UNCONSTITUTIONAL:

1] Section 7 and the corresponding provision in the RH-IRR insofar as they: a) require private health facilities and
non-maternity specialty hospitals and hospitals owned and operated by a religious group to refer patients, not in
an emergency or life-threatening case, as defined under Republic Act No. 8344, to another health facility which is
conveniently accessible; and b) allow minor-parents or minors who have suffered a miscarriage access to modem
methods of family planning without written consent from their parents or guardian/s;

2) Section 23(a)(l) and the corresponding provision in the RH-IRR, particularly Section 5 .24 thereof, insofar as
they punish any healthcare service provider who fails and or refuses to disseminate information regarding
programs and services on reproductive health regardless of his or her religious beliefs.

3) Section 23(a)(2)(i) and the corresponding provision in the RH-IRR insofar as they allow a married individual,
not in an emergency or lifethreatening case, as defined under Republic Act No. 8344, to undergo reproductive
health procedures without the consent of the spouse;

4) Section 23(a)(2)(ii) and the corresponding provision in the RH-IRR insofar as they limit the requirement of
parental consent only to elective surgical procedures.

5] Section 23(a)(3) and the corresponding provision in the RH-IRR, particularly Section 5.24 thereof, insofar as
they punish any healthcare service provider who fails and/or refuses to refer a patient not in an emergency or life-
threatening case, as defined under Republic Act No. 8344, to another health care service provider within the same
facility or one which is conveniently accessible regardless ofhis or her religious beliefs;

6] Section 23(b) and the corresponding provision in the RH-IRR, particularly Section 5 .24 thereof, insofar as they
punish any public officer who refuses to support reproductive health programs or shall do any act that hinders the
full implementation of a reproductive health program, regardless of his or her religious beliefs;

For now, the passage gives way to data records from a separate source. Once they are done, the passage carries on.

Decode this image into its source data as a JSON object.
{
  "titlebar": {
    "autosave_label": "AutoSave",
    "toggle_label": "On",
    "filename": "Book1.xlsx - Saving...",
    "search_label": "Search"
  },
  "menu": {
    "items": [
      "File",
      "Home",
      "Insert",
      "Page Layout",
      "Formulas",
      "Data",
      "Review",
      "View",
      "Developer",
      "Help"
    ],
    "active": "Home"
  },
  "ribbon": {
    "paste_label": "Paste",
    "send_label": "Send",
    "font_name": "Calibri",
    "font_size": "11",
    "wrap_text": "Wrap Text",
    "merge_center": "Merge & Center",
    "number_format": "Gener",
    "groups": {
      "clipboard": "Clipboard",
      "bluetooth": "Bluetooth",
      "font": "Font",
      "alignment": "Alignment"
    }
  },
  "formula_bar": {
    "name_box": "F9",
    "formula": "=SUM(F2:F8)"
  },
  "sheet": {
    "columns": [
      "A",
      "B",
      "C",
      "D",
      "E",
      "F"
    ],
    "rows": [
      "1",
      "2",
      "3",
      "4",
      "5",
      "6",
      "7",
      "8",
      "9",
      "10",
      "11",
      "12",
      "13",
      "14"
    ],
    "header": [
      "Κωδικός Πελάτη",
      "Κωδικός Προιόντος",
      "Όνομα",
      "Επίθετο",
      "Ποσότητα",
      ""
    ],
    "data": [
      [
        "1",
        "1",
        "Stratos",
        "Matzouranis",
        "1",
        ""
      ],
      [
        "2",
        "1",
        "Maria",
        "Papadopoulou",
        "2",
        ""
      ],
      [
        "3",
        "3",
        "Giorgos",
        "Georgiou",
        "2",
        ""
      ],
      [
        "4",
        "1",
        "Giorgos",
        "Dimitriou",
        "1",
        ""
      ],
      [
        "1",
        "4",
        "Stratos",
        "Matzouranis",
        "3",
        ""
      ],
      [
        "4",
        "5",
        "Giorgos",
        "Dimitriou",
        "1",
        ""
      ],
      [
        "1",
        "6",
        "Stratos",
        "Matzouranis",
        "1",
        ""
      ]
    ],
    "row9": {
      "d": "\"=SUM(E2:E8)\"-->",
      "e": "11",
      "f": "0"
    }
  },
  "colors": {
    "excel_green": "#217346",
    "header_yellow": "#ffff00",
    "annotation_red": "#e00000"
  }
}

7] Section 17 and the corresponding provision in the RH-IRR regarding the rendering of pro bona reproductive
health service in so far as they affect the conscientious objector in securing PhilHealth accreditation;

and

8] Section 3.0l(a) and Section 3.01 G) of the RH-IRR, which added the qualifier "primarily" in defining
abortifacients and contraceptives, as they are ultra vires and, therefore, null and void for contravening Section
4(a) of the RH Law and violating Section 12, Article II of the Constitution.

The Status Quo Ante Order issued by the Court on March 19, 2013 as extended by its Order, dated July 16, 2013,
is hereby LIFTED, insofar as the provisions of R.A. No. 10354 which have been herein declared as constitutional.